STATE v. ROBERT KING, SC 19339
Judicial District of Waterbury
Criminal; Whether Appellate Court Properly held that Jury Verdicts Finding Defendant Guilty of both Intentional and Reckless Assault were Legally Inconsistent. The defendant was charged with one count of intentional assault in the first degree and one count of reckless assault in the first degree in connection with an incident in which the victim was stabbed four times in quick succession. After a jury trial, the defendant was convicted as charged. He appealed, claiming that his due process rights were violated because the jury's verdicts were legally inconsistent based on the manner in which the state prosecuted him. In particular, he argued that the state did not claim, through its presentation of evidence and argument at trial, that he had both intentionally and recklessly assaulted the victim. The state, in turn, claimed that the jury reasonably could have concluded from the evidence that the defendant first injured the victim recklessly as he swung his knife at another individual and then injured the victim intentionally after she retaliated. The Appellate Court (149 Conn. App. 361) reversed and remanded for a new trial, finding that the defendant had been deprived of due process. It found that although the charging document did not specify that the two counts of assault were made in the disjunctive, its review of the record and transcripts confirmed that the state presented the case in that manner. It indicated that the state did not present the evidence at trial in a manner that suggested more than one assault and that all of the witnesses testified that the assault occurred quickly and, essentially, as one continuous act unbroken in time and character. The Appellate Court further indicated that it could not affirm the convictions based on the state's appellate argument that the defendant's mental state had changed during the attack, because our rules of practice prohibit a party from pursuing one course of action at trial and arguing a different path on appeal. The court concluded that the judgment could not stand in that the convictions violated the defendant’s due process rights to fair notice of the charges against him and represented convictions of two offenses when the state presented the case as a single offense committed either recklessly or intentionally.
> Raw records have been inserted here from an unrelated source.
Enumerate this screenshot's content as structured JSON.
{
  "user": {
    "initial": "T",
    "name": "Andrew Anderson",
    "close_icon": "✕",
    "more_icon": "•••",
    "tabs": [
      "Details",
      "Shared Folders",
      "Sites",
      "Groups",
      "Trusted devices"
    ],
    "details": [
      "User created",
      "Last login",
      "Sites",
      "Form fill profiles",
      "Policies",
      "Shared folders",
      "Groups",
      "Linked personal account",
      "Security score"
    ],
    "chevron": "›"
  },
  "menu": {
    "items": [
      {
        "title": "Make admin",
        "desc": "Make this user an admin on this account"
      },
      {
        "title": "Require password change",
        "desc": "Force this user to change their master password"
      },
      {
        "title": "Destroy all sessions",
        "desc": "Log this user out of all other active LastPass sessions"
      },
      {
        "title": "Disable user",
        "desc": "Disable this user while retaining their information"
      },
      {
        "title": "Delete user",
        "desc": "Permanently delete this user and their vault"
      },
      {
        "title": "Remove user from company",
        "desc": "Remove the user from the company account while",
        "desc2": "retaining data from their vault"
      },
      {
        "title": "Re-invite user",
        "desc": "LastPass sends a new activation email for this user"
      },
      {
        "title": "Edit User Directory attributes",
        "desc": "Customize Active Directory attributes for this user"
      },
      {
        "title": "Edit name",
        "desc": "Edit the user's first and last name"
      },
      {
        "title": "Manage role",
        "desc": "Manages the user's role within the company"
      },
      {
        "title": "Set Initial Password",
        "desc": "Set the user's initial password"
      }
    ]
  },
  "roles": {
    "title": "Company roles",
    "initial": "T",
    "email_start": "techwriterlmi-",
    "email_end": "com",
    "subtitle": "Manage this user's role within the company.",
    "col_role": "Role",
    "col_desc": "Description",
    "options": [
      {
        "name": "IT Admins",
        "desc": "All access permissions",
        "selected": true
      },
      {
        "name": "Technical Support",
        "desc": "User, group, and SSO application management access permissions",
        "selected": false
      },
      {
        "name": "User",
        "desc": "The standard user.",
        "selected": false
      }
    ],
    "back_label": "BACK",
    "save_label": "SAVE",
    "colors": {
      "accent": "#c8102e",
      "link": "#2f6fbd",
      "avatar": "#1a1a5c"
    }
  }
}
The Supreme Court granted the state certification to appeal and will decide whether the Appellate Court properly held that the jury verdicts finding the defendant guilty of both intentional and reckless assault were legally inconsistent and had to be reversed.